Work order: Count how many lines below contain the word "Liste", then give that number alone.

---------- Data to examine

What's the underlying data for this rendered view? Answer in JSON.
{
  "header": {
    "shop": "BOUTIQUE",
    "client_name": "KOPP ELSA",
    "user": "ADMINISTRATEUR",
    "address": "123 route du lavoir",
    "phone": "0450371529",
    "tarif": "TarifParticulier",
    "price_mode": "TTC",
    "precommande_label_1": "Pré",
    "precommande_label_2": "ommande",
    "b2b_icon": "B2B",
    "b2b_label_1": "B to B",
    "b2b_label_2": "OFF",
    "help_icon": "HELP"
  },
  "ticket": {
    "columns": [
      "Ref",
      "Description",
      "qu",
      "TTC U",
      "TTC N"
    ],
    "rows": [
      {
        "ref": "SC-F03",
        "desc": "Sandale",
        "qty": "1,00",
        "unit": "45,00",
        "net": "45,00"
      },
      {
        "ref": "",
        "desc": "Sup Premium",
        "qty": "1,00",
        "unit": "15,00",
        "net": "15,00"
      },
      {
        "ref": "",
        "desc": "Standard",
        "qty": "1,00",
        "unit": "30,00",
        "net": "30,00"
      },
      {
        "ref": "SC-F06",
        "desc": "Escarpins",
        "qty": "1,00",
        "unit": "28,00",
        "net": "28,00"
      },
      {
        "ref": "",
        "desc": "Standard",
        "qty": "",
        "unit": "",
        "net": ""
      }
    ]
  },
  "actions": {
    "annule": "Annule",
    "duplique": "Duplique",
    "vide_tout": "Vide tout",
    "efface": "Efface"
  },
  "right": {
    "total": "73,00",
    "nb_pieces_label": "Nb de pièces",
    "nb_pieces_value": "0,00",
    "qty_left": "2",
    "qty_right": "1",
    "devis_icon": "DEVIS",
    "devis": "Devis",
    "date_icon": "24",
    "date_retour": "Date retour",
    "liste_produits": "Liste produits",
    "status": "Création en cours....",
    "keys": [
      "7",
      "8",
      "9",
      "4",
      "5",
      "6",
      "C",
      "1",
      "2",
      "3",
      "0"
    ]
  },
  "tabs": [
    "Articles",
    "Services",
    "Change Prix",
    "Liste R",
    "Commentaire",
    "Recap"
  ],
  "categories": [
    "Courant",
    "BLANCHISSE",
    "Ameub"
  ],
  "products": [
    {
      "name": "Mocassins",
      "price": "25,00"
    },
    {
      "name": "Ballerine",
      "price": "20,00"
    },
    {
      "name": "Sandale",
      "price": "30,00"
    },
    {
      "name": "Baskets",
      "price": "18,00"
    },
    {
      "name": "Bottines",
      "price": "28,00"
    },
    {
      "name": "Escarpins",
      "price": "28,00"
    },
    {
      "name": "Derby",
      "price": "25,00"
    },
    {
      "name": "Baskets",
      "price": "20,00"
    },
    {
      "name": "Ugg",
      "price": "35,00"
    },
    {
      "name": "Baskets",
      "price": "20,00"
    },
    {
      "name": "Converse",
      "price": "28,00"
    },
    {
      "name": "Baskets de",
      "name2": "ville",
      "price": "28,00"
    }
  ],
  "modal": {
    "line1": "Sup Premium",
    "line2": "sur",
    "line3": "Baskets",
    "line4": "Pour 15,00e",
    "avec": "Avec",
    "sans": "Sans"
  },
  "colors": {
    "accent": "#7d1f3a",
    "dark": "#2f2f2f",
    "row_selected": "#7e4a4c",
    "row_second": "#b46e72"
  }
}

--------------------

Worked solution: 2